What are the arguments Donne uses to lessen the impact of the characters temporary separation?

Expert Answers
amy-lepore eNotes educator| Certified Educator

This is such a great poem!  You have a wonderful answer, but in addition to this, Donne uses the metaphysical conceit (an extended metaphor between two extremely unalike items) to lessen the blow of separation as well.  There are two metaphysical conceits in the poem.  The first is their love compared to a compass.  He tells his wife that their love will not weaken because she is the fixed/pointed foot of the compass who leans toward him as he leaves the home...they are always connected through their spirits and minds. Their love is stronger than just the physical (hands and lips and eyes to miss) as others base their love upon.  He tells her that she completes him with the circle they make and when he returns home, they are again together and erect as the two ends of a compass are after drawing the circle on a piece of paper.  I always like to point out that the circle is the perfect shape...the shape of the wedding ring...there is no beginning or end, and where he begins, she ends...they are one, always, no matter the distance between them.

The other metaphysical conceit in the poem is the "gold to airy thinness beat".  He says they are like gold...a malleable metal...that gold will never break no matter how much you beat it.  It only gets thinner and spreads out.  Their love is like this gold...they will never break apart, only spread apart the farther he travels.  Gold is also a popular choice for wedding rings.

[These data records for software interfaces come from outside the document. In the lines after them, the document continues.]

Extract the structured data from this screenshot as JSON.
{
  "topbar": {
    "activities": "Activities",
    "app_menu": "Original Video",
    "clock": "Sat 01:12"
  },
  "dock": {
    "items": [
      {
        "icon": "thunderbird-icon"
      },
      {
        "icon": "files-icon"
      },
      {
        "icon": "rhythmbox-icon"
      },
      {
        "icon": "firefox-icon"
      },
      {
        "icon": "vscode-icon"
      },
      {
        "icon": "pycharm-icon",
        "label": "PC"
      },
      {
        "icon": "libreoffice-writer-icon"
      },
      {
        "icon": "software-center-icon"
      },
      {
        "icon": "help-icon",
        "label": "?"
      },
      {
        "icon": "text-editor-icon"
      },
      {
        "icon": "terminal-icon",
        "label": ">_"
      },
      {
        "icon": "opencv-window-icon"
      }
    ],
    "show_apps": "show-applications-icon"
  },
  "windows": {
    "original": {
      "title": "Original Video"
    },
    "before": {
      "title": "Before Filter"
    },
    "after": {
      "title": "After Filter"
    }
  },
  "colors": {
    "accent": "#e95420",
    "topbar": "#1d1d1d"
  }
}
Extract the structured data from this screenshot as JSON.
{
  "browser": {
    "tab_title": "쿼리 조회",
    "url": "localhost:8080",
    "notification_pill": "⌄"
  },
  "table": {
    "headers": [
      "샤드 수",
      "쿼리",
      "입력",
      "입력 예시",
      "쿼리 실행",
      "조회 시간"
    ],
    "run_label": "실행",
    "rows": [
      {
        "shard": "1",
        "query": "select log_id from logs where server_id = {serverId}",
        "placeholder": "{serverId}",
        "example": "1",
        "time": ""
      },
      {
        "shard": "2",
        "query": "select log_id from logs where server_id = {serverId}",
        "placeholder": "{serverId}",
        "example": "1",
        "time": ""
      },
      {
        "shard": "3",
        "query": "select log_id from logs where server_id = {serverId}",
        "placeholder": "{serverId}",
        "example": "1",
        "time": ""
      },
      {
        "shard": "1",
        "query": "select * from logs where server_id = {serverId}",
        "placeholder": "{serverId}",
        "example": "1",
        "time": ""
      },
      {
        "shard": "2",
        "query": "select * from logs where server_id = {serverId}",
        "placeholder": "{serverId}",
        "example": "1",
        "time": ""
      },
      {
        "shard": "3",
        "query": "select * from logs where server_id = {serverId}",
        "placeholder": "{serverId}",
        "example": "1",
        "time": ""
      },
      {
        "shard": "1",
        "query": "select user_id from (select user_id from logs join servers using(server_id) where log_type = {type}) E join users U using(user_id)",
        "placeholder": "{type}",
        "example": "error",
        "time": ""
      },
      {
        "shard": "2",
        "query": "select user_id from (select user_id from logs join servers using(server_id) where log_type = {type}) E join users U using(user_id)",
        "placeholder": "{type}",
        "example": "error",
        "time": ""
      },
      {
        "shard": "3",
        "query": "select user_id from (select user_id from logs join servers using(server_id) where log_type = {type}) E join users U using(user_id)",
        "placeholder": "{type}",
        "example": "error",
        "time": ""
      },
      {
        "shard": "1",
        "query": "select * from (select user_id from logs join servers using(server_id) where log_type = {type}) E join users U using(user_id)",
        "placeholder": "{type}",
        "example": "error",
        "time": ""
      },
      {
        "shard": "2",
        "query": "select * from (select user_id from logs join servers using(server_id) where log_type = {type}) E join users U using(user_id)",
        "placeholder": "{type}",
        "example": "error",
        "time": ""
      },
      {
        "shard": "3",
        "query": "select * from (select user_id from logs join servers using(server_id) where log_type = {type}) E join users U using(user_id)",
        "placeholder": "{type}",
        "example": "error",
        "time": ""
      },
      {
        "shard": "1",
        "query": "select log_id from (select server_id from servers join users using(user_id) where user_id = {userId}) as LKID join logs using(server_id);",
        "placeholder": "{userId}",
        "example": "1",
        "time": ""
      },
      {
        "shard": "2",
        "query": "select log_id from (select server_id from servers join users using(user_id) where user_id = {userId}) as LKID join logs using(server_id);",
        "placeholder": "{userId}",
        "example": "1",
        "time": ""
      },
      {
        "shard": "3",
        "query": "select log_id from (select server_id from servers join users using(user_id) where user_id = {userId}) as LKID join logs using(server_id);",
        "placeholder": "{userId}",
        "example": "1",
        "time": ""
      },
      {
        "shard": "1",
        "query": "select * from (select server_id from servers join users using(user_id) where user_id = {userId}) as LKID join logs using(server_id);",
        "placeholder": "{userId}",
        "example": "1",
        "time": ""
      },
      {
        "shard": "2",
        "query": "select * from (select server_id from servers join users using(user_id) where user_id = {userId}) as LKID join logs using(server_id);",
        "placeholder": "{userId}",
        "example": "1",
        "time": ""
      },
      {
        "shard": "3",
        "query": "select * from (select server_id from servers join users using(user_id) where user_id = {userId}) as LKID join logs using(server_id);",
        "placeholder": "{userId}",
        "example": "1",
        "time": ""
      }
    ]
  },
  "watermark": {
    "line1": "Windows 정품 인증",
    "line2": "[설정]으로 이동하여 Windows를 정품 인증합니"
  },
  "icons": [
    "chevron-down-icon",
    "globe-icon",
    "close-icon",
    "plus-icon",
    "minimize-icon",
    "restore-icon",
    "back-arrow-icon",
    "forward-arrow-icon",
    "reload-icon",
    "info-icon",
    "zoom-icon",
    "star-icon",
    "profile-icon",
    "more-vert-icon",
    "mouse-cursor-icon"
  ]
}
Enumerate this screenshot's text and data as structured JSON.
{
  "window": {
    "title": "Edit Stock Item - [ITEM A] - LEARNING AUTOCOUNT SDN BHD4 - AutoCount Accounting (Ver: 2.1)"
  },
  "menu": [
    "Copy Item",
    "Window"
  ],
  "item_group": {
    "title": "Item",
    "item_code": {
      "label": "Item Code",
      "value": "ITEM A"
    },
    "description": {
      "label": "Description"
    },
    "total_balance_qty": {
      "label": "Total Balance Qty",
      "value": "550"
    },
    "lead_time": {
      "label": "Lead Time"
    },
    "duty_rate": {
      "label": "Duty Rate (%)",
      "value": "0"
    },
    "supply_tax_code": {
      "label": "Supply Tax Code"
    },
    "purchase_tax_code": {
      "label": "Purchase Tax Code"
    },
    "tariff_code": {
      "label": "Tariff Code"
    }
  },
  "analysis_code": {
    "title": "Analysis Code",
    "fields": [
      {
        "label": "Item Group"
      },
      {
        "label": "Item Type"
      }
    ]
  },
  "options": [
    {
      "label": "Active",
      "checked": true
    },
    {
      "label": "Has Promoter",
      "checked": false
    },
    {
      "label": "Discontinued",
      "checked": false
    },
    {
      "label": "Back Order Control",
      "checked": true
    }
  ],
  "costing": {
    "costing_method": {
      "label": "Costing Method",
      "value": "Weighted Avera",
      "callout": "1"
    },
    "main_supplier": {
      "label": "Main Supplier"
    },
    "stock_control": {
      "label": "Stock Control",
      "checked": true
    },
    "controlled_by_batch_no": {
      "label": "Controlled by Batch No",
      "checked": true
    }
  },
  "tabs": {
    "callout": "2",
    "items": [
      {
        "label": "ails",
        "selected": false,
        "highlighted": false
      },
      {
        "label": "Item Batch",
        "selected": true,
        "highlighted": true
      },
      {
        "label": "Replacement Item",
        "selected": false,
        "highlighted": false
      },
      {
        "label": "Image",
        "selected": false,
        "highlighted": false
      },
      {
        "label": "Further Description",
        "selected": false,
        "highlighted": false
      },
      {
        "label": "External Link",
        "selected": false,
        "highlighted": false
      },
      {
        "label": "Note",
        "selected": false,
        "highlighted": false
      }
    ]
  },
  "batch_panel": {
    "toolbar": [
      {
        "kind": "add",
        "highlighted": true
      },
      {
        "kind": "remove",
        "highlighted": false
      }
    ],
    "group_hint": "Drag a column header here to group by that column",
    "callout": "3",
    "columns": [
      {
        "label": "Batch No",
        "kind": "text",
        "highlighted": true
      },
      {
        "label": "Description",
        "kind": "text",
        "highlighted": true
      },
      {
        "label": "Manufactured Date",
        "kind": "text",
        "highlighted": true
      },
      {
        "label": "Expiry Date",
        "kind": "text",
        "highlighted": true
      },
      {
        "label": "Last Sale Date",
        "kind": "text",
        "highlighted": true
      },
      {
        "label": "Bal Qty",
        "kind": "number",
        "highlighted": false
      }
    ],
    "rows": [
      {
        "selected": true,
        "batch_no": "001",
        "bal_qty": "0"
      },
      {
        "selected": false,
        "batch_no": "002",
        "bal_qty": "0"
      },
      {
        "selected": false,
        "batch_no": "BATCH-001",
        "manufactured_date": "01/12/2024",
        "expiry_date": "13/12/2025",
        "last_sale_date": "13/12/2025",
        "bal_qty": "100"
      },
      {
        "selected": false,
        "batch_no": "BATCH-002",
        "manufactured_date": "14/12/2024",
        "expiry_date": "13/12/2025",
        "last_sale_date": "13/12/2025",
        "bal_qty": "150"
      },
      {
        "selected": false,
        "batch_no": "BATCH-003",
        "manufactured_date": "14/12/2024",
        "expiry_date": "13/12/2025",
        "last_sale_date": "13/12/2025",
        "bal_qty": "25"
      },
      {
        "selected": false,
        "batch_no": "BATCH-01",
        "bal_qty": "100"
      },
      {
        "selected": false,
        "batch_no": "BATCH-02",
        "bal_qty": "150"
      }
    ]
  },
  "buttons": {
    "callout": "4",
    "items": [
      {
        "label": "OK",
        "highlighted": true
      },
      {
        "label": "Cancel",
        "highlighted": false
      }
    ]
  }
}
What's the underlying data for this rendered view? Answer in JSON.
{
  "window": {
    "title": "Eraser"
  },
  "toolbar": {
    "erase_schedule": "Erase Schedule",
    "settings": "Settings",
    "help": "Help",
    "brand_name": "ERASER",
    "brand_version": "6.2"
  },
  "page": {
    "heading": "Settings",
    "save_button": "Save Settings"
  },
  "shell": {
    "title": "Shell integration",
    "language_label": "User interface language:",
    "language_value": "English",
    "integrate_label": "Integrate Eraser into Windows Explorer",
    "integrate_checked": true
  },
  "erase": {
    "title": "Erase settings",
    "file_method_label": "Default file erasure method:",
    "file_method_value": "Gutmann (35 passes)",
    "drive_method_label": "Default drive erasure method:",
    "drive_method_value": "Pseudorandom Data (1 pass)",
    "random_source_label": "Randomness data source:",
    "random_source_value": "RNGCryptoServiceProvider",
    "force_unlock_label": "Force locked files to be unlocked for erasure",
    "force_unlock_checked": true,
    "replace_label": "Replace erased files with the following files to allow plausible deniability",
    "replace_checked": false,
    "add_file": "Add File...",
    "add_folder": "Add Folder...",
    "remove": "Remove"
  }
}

Read the study guide:
A Valediction: Forbidding Mourning

Access hundreds of thousands of answers with a free trial.

Start Free Trial
Ask a Question